  • Ag report: Feb. 28, 2014

    Farm Bureau volunteers have briefing in Washington

    Some 185 Kentucky Farm Bureau volunteer leaders spent this week in Washington for a series of strategic discussions with Kentucky’s Congressional Delegation to examine issues facing agriculture in the commonwealth.

  • WICHE: Orchard care starts now

    As summer fruit begins to ripen, or should I say rot, the calls start coming in. Home orchardists in Kentuckiana are at wits end as they watch their apples, peaches and pears do little more than fall from the tree in a spotted, bruised or petrified state.

  • WICHE: Snow pack leaves evidence of wildlife

    The other day, 4:30 p.m., after shedding my city boots for my country boots I head back out the door with my egg basket and a jug off water. Our two livestock guardian, dogs by my side, and I head back to the barn.

    In the blink of an eye Baxter and Finca take off in full defense mode towards our hens and the barn. Baxter takes the front and Finca takes the back. And, to my bewilderment, a beautiful coyote is flushed from beyond and the dogs follow pursuit.

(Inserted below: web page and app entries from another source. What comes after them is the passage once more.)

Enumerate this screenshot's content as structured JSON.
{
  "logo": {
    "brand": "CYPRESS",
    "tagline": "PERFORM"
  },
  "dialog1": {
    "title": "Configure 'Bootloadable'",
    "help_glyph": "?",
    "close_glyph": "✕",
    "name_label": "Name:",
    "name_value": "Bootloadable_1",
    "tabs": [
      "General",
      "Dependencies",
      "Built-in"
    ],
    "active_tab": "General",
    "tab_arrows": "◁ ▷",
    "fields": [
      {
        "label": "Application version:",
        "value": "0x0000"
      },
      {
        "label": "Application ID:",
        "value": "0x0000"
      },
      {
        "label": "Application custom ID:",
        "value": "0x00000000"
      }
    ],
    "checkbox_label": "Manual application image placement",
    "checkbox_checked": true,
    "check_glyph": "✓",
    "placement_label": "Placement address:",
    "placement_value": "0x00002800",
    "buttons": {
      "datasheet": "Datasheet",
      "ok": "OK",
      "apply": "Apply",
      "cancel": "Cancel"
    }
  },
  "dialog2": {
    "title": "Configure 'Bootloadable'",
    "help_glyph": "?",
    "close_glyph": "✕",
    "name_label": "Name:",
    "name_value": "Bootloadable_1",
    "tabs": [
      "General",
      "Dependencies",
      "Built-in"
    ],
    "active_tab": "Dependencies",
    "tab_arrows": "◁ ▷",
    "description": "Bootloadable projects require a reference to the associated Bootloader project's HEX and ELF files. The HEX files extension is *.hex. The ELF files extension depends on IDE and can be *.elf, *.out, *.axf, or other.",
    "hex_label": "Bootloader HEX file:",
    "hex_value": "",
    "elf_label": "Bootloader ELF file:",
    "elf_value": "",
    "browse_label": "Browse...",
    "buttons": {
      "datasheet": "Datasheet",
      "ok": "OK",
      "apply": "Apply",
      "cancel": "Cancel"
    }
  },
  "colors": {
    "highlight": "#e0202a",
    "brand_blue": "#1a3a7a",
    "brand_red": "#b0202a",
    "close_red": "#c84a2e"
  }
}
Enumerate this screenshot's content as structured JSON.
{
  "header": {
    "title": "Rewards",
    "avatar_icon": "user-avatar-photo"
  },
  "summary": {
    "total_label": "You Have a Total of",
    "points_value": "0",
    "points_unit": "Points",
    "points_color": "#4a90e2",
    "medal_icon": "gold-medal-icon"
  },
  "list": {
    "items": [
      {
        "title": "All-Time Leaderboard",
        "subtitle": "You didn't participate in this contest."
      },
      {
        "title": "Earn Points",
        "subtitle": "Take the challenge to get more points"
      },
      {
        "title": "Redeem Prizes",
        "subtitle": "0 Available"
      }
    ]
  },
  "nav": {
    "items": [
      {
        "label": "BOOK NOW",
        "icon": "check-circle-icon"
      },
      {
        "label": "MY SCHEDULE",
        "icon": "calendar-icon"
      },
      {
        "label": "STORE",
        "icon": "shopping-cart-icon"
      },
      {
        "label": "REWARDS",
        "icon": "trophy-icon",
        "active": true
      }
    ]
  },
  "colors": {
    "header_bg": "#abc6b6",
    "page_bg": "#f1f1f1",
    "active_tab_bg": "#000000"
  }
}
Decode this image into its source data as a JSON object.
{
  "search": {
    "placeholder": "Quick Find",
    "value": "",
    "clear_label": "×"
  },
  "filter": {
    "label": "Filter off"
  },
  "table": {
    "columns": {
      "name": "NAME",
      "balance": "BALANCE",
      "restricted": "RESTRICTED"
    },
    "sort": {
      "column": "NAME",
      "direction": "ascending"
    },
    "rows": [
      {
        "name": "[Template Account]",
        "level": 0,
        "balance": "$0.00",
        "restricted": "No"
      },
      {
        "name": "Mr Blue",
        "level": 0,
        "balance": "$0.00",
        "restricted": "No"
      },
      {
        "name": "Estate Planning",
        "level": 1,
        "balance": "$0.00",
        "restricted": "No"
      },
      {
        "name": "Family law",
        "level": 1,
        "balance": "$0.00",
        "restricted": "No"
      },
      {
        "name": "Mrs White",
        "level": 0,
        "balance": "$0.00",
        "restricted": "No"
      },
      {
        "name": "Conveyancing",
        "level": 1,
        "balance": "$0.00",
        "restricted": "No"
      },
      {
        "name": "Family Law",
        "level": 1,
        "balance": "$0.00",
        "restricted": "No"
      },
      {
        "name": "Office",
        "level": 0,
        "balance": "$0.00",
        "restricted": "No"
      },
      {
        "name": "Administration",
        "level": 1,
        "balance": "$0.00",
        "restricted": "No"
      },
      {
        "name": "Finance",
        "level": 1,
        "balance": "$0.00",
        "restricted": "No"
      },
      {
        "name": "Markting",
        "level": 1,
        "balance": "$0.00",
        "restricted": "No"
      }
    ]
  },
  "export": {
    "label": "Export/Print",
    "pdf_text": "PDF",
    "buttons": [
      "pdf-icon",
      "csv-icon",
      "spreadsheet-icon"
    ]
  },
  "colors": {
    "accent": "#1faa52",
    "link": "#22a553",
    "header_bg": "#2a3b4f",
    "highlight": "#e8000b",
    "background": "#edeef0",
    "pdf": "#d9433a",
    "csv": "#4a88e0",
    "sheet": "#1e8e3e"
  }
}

Wiley coyote hits the frozen lake, and the dogs circle.

  • Ag report: Feb. 21, 2014

    Farm Bureau volunteers

    to be briefed in Washington

    Some 185 Kentucky Farm Bureau volunteer leaders are heading to the nation’s capitol next week for a series of strategic discussions with Kentucky’s Congressional Delegation to examine issues facing agriculture in the commonwealth.

  • WICHE: Ice-laden branches need attention

    The 2009 January ice storm knocked down limbs, electricity and phone service across Kentucky. The damage to trees was astounding, to say the least.

    Last week’s icy “situation” brought back the memory of those dread-filled days as we slowly tackled the clean-up effort at the farm. This year’s ice is not nearly as bad as 2009, but it sure left a mess in its wake. If you are among those with heavy damage assess the situation with an eye towards safety, first, and foremost.

  • Ag report: Feb. 14, 2014

    Farm Machinery Show

    could generate $22 million

    The National Farm Machinery Show was expected to draw more than 300,000 visitors to Louisville's Kentucky Exposition Center this week, generating an economic impact of nearly $22 million, show officials say.

    Billed as America’s largest indoor farm show, it will feature around 860 exhibitors and use nearly every square inch of the fairgrounds’ 1.2 million square feet of space in eight connected halls.